Worth another look. . . An easy target for myth-makers: Re-zoning (or upzoning) to allow ‘home occupations’ and that mythical city called Key West

Zoning can be a confusing thing to understand. And it doesn’t help when some who purport to “know the code” get the facts wrong. There remains a persistent buzz about zoning in Lake Worth that continues to churn in the rumor mill, albeit quietly of late, about some elected’s desire to change zoning to allow for ‘home occupations’ throughout the Citylike some other wonderfully ‘tolerant’ cities do—Key West is always on that short-list.

There's just one problem: it’s not true.

It’s easy to get carried away with what you think a situation may be in another city. The viewpoint you hold may be influenced by anecdotal evidence, word of mouth, tourism advertising, political manipulation, etc. There’s the belief by some that Key West is a thriving place for artists and crafters working out of their homes akin to a Garden of Eden and Lake Worth should follow their example.

Well. I checked their code and Key West is as strict or moreso than Lake Worth’s when it comes to home occupations in residential neighborhoods. So the image some have of Key West’s ‘progressive’ artsy mystique is untrue as it relates to what you can do. It’s also easy to not know what is zoned residential and what is zoned commercial if you are just visiting a town and you don’t have a zoning map with you. How many people carry zoning maps around with them?
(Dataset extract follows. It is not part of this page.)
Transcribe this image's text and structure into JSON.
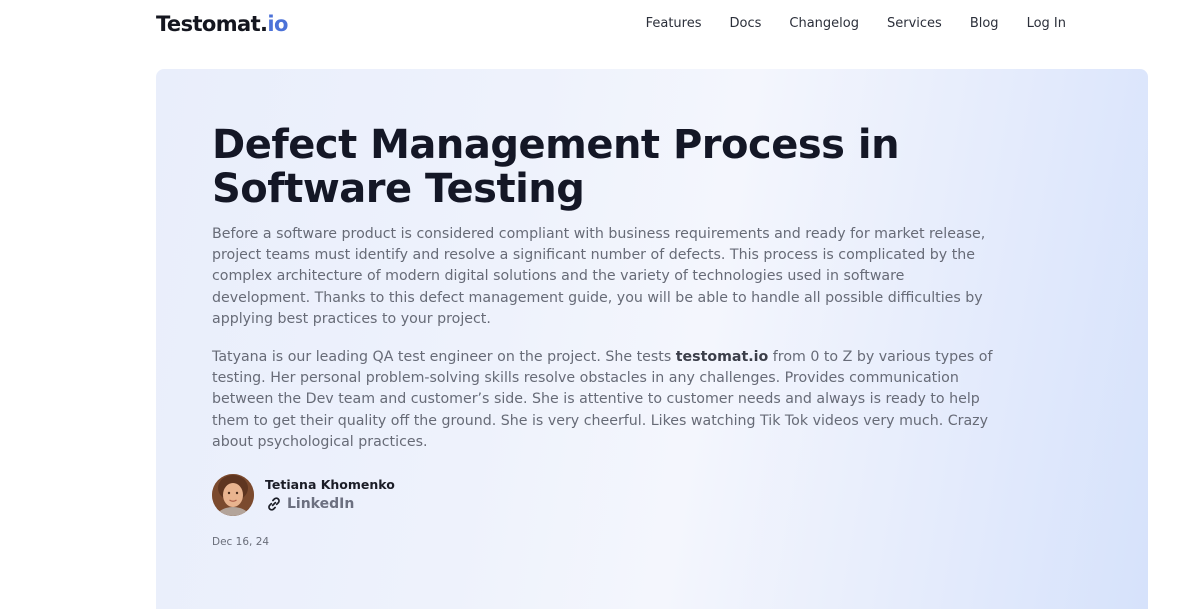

There are other cities around the nation that can serve as models for such an ordinance if it ever does become a legitimate topic of debate, but I caution everyone not get carried away with romantic notions that may not be based in reality. I know that can be a challenge here in the charming little City of Lake Worth, especially for those such as Commissioner Ryan Maier who. . .

. . . prior to being elected complained about traffic and congestion in their own particular Downtown neighborhood. And also complain about traffic and congestion in other neighborhoods throughout the City. So. . . ‘home occupations’ with employees, visitors, customers, and deliveries is a good idea? Try to square that logic.

3 comments:

Anonymous said...

There seems to be this pervasive desire to be just like key west with its perceived freedoms for all and lack of big development. I wonder how many of the pro key west concept people have looked at its property values. I would wager none of the anti progress crowd who look so fondly upon key west could afford anything at all in lake worth if we became like key west.

Greg Rice said...

The above commenter is correct.

Tourism in KW is it's main economic driver. Millions of visitors per year visit KW spending Billions of dollars while there. The parking is very limited, traffic is heavy in the downtown district and rents are high, it's very expensive in KW. The medium home price in KW is $435,000. Zillow says in LW, 33460 it's $133,600. I also wonder just how much people know about KW when I hear them say LW is like a little KW. About the closest real comparison between LW & KW is land mass, KW is 7.4 mi/2, LW 6.46 mi/2. Many of the things that those of us that visit KW often, the things that make up the fabric of KW are there because of tourism. I remember KW back in the late 60's. It wasn't like it is today. They were struggling financially. They had to decide what there options were and where their future lies. They decided tourism was their best opportunity. They welcomed their first cruise ship in '69 but it wasn't until 1984 when the city upgraded its cruise docks; and some asked why taxpayers should spend their tax dollars on infrastructure improvements to help privately owned cruise business make money? Sound familiar to some who say the same thing about the POC? Well look at KW now. Is LW like a little KW? Maybe yes, but very little.

Anonymous said...

There is a lot we can learn from Key West and other historic towns in Florida that have maintained their uniqueness and their historic structures. But, when it comes to home occupation and rental laws, KW is super strict.